Background: Olfactory training is a novel intervention that has been used to treat olfactory dysfunction. This study attempted to investigate the effect of olfactory training in patients with traumatic anosmia.
Methods: Patients with a clear history of anosmia after experiencing a head injury and whose phenyl ethyl alcohol (PEA) odor detection thresholds were -1 after steroid and zinc treatment were included. The patients were randomly divided into two groups, with patients in one group given a bottle of PEA and those in another group given a bottle of mineral oil for 3-month olfactory training. All the patients were followed up with a PEA threshold test and the traditional Chinese version of the University of Pennsylvania Smell Identification Test (UPSIT-TC). Magnetic resonance imaging was performed to measure the volume of the olfactory bulbs. Any patient whose PEA threshold result was below -1.01 or whose UPSIT-TC score increased four or more points was considered to have shown improvement in their olfactory function.
Results: Forty-two patients received PEA olfactory training, whereas 39 received olfactory training with mineral oil. The improvement of PEA thresholds function was observed in 10 patients within the PEA group and in 2 patients in the mineral oil group. The frequency of improvement of threshold within the PEA group was significantly higher than that of the mineral oil group.
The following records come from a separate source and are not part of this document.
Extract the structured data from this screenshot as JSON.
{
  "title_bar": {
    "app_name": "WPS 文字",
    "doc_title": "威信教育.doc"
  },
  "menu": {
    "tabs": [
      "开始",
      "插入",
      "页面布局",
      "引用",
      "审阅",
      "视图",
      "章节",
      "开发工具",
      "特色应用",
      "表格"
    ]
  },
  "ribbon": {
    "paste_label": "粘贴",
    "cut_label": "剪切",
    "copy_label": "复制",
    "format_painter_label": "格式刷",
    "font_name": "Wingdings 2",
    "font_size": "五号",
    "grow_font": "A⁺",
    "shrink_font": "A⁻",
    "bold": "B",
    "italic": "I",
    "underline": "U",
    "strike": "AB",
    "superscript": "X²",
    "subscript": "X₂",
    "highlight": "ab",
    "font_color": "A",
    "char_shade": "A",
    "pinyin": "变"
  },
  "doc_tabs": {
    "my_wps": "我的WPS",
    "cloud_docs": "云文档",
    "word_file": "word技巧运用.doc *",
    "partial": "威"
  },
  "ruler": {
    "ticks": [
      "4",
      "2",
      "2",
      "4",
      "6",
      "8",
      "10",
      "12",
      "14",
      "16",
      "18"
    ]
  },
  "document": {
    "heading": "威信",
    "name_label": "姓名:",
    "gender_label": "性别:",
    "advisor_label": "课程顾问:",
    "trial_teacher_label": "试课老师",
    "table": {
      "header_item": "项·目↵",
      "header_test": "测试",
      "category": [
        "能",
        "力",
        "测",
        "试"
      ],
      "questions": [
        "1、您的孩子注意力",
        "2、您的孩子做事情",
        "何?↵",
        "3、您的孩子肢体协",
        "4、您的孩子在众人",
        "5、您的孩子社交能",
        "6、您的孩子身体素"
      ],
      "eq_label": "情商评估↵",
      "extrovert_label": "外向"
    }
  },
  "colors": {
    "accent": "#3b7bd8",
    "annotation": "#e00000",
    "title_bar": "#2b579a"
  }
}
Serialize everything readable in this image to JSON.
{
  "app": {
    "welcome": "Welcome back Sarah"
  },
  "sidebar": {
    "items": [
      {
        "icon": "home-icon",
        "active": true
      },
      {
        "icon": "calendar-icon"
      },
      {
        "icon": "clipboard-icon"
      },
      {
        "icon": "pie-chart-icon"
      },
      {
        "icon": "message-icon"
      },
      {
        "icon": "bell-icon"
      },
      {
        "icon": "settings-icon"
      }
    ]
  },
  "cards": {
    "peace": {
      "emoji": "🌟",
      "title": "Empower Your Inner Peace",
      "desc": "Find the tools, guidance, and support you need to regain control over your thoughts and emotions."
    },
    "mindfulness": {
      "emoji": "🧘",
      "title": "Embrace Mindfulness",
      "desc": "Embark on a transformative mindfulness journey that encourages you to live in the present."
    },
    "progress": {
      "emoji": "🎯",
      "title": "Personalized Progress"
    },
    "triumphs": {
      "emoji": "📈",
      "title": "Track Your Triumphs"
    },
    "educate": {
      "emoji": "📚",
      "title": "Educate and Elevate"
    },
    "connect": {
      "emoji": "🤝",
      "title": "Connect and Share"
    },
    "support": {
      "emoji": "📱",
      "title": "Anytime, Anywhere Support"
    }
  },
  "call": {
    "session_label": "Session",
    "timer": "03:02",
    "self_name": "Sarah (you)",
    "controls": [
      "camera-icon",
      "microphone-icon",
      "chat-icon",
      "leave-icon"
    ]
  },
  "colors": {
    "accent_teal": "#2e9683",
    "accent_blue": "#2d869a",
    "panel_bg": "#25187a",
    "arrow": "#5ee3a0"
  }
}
Neither olfactory bulb volume nor UPSIT-TC score was significantly different between the two groups.
Conclusion: Our results showed that olfactory training with PEA can improve PEA odor threshold levels in patients with traumatic anosmia.